Learners of Varied Abilities     Limit the number of activities for students who have difficulty.  Pair them with other students whenever possible.  Students with greater ability may be required to do additional activities or research in greater depth.

J. Links to Related Subjects       You may wish to coordinate lessons with other subjects and/or with teachers of other disciplines.

     Create backdrops and props for the folk tale based plays.  Use researched information for authenticity.
2     Try your hand at paper maché to create headgear for the play.  (See tips on paper maché in the P.O.W.E.R. Plays section of my web site.)
3     Africans are famous for their weavings.  Try your hand at this with yarn and homemade cardboard looms..

     Reproduce maps of the countries studied adding cities, land forms, and sites of interests.
5     Have the students learn the countries and capitals of Africa and be able to identify the countries on a map.   (It makes a world of difference for current events when they can identify the news with a location.)
6     Give the students the delicious assignment of baking geographic cakes at home. They may select a specific country, region, or the continent. xHershey's kisses could be used to indicate mountains. xLet creative and sugary juices flow to indicate major cities, rivers, and boundaries.

    After reading A Country Far Away by Nigel Gray to your students, have them illustrate a class version of the book.  Each student makes one page and then combine it for your own classroom copy.
8     The students have read many African folk tales.  Have them create their own original folk tales with authentic details added from their research.
9    Sometimes the stories do not end with the words, "and they all lived happily ever after".  Many stories have harsh punishments.  Write letters to the editor of the African Times Newspaper defending or criticizing the kinds of  punishments used in the folk tales.
10     From issues generated in research, write articles for newsletters or newspapers, radio and TV scripts.

Home Economics
    Imagine the cooking fires in the village ablaze in preparation of the arriving paramount chief. Since he is a relative, you know his favorite dish.  Grab your cookbook, run to the bush (or grocery store), and gather what is needed for the meal.  Bring samples for your favorite teacher and fellow classmates.

12   Create a timeline to record the history of the country that was researched.

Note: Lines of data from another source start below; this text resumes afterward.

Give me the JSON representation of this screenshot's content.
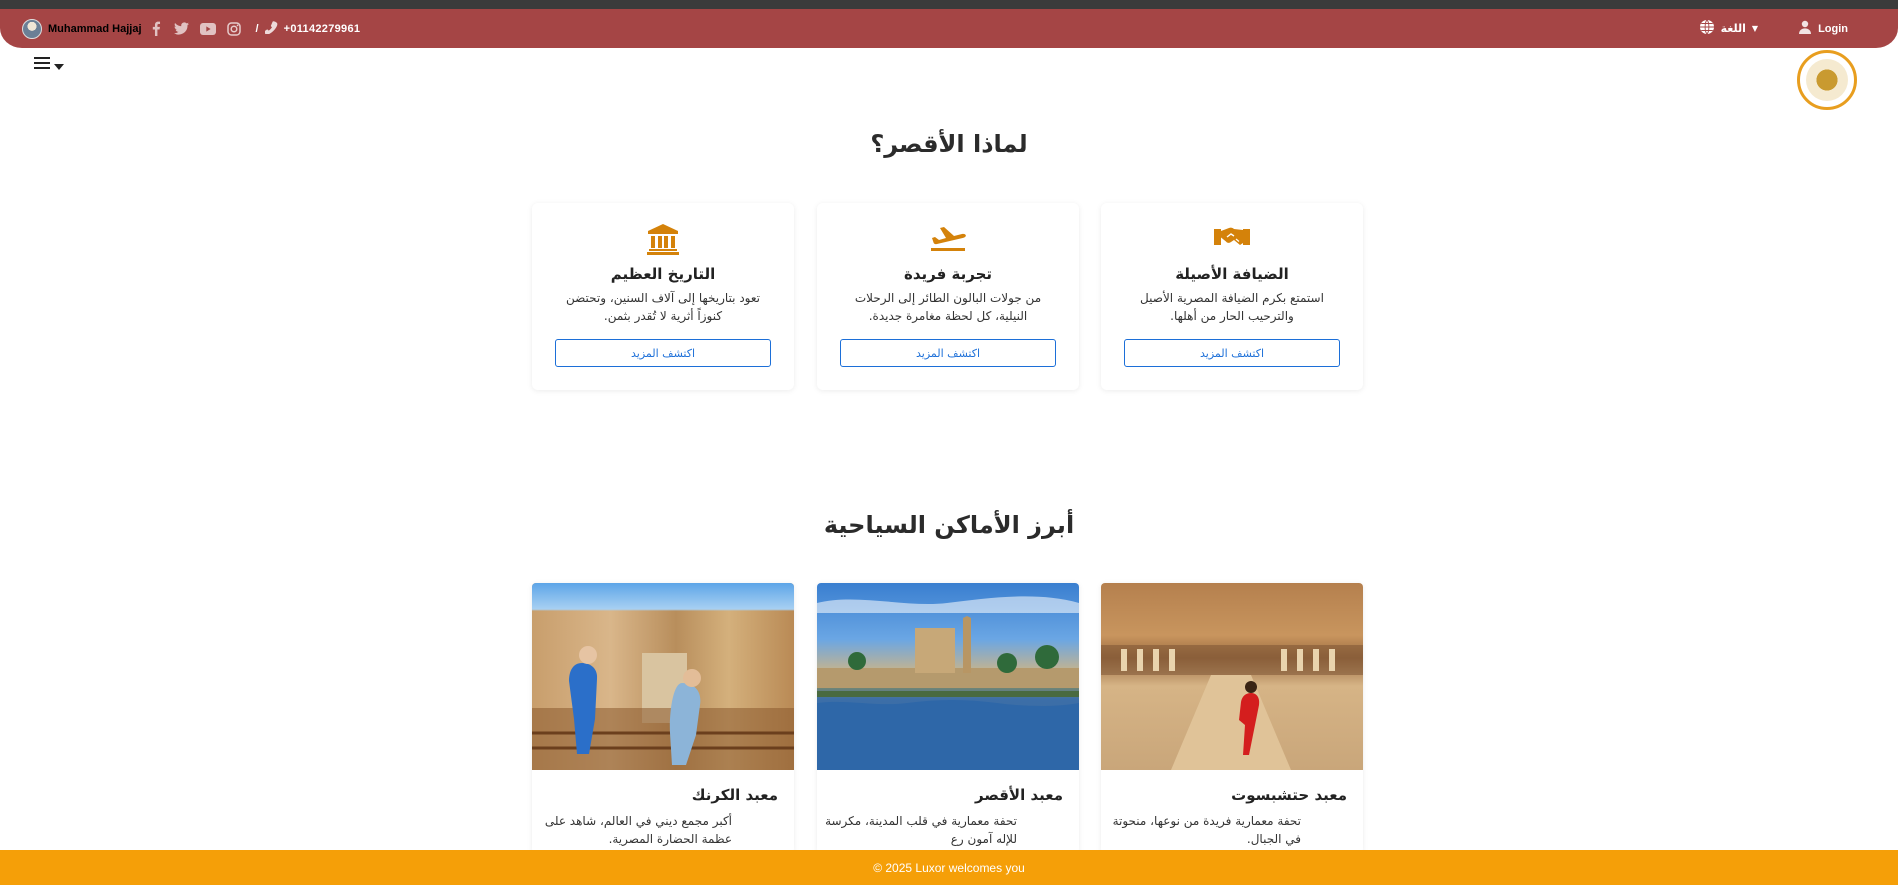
{
  "topbar": {
    "user_name": "Muhammad Hajjaj",
    "social_icons": [
      "facebook-icon",
      "twitter-icon",
      "youtube-icon",
      "instagram-icon"
    ],
    "separator": "/",
    "phone": "+01142279961",
    "language_label": "اللغة",
    "login_label": "Login",
    "background_color": "#a54545"
  },
  "why_section": {
    "title": "لماذا الأقصر؟",
    "cards": [
      {
        "icon": "handshake-icon",
        "title": "الضيافة الأصيلة",
        "description": "استمتع بكرم الضيافة المصرية الأصيل والترحيب الحار من أهلها.",
        "button": "اكتشف المزيد"
      },
      {
        "icon": "airplane-icon",
        "title": "تجربة فريدة",
        "description": "من جولات البالون الطائر إلى الرحلات النيلية، كل لحظة مغامرة جديدة.",
        "button": "اكتشف المزيد"
      },
      {
        "icon": "landmark-icon",
        "title": "التاريخ العظيم",
        "description": "تعود بتاريخها إلى آلاف السنين، وتحتضن كنوزاً أثرية لا تُقدر بثمن.",
        "button": "اكتشف المزيد"
      }
    ],
    "icon_color": "#d4820a"
  },
  "places_section": {
    "title": "أبرز الأماكن السياحية",
    "cards": [
      {
        "title": "معبد حتشبسوت",
        "description": "تحفة معمارية فريدة من نوعها، منحوتة في الجبال."
      },
      {
        "title": "معبد الأقصر",
        "description": "تحفة معمارية في قلب المدينة، مكرسة للإله آمون رع"
      },
      {
        "title": "معبد الكرنك",
        "description": "أكبر مجمع ديني في العالم، شاهد على عظمة الحضارة المصرية."
      }
    ]
  },
  "footer": {
    "text": "© 2025 Luxor welcomes you",
    "background_color": "#f59f08"
  }
}
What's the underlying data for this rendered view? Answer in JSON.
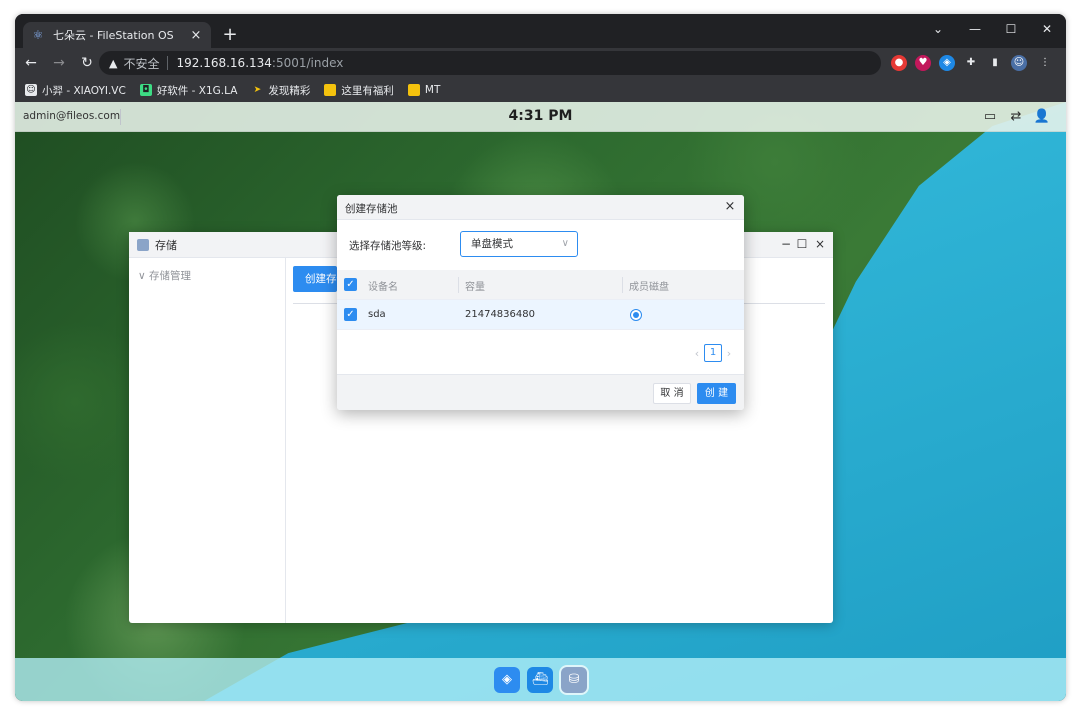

    Use the research of the region to create a travel brochure.  Include photos, drawings, daily life activities the tourist will join, weather, food, and what clothes to bring -- just to name a few ideas.
14    Research the pros and cons of the European colonization of Africa.  What are the different perspectives of the groups involved?  How are the effects still felt in Africa today?  (the legacy of apartheid, arbitrary national borders, to name a few)
15    Oral presentations (debates / games / interviews / panel discussions / plays or skits / simulations)

  Have the students write rap songs dealing with the issues they studied.

  Photocopy a map of a specific country, region, or the continent of Africa. XDraw a grid over the photocopy.x Then, on a sheet of poster paper, produce a larger grid to scale.x Replicate the information on the photocopy one square at a time to produce an accurate enlargement.

Search the Web for additional information to expand the classroom "hot list" of relevant WWW resources.   Write an annotation describing what the Web site offers to assist other students in their research.
    Create African related video tapes (creative drama / editorial / documentary)

Bushmask2j.jpg (2229 bytes) Objectives
Bushmask2j.jpg (2229 bytes)Activity One
Bushmask2j.jpg (2229 bytes)Standards